*Your objective*
Copy every line of the entries that has the string "rename" in it.

*Entries taken from a collection*

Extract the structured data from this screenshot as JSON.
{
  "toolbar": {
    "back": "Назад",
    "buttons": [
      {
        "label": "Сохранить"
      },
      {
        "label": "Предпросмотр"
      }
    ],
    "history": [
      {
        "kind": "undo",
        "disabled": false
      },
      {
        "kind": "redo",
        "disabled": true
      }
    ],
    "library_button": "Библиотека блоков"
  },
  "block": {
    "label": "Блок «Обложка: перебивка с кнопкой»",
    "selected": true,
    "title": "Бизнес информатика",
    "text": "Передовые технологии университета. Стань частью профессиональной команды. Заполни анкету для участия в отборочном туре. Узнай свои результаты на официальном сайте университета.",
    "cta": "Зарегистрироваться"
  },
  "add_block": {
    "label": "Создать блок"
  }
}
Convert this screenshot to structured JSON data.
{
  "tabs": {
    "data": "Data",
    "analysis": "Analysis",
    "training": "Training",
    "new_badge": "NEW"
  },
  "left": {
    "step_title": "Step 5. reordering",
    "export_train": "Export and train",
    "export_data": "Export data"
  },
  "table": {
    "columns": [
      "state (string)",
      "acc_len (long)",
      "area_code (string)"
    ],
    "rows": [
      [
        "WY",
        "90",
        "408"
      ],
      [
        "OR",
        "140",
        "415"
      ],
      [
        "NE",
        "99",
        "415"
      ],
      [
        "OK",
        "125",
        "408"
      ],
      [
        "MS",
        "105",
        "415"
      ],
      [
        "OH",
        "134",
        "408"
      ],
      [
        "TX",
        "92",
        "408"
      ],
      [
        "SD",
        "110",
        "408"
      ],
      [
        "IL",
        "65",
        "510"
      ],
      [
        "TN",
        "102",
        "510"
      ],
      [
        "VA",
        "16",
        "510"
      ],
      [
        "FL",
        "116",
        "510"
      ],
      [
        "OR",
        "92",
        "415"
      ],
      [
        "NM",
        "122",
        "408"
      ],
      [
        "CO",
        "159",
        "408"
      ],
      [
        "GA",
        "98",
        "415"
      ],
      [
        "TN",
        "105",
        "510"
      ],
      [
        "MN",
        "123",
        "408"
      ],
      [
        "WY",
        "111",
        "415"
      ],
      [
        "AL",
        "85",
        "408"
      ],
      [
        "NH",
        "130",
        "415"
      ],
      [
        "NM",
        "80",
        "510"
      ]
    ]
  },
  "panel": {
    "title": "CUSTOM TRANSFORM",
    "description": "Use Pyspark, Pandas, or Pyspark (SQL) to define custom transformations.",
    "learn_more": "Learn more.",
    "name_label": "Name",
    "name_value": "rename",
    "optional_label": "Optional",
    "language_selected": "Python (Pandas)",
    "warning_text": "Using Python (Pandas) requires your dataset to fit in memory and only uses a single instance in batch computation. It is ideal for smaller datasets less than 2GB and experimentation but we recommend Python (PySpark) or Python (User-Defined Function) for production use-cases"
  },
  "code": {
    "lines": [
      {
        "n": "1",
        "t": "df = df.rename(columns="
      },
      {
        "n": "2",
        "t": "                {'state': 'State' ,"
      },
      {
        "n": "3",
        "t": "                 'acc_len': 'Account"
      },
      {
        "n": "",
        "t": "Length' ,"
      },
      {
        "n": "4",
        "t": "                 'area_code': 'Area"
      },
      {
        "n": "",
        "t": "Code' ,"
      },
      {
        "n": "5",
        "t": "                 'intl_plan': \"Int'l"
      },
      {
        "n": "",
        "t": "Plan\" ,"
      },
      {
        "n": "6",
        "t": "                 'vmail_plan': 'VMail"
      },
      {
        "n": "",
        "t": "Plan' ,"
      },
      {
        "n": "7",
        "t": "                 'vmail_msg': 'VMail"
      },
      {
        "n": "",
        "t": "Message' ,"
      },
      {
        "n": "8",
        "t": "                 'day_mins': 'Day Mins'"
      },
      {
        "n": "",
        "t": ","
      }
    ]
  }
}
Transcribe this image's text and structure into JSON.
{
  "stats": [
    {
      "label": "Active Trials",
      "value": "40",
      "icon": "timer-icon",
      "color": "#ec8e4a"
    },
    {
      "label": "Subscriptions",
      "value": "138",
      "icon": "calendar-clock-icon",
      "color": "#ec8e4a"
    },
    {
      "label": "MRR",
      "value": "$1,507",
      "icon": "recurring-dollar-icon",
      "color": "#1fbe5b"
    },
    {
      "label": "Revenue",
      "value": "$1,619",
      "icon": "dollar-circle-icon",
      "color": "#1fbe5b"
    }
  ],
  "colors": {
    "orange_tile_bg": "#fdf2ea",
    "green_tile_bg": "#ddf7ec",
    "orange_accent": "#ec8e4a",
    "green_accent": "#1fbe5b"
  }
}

*Written solution*
    "name_value": "rename",
        "t": "df = df.rename(columns="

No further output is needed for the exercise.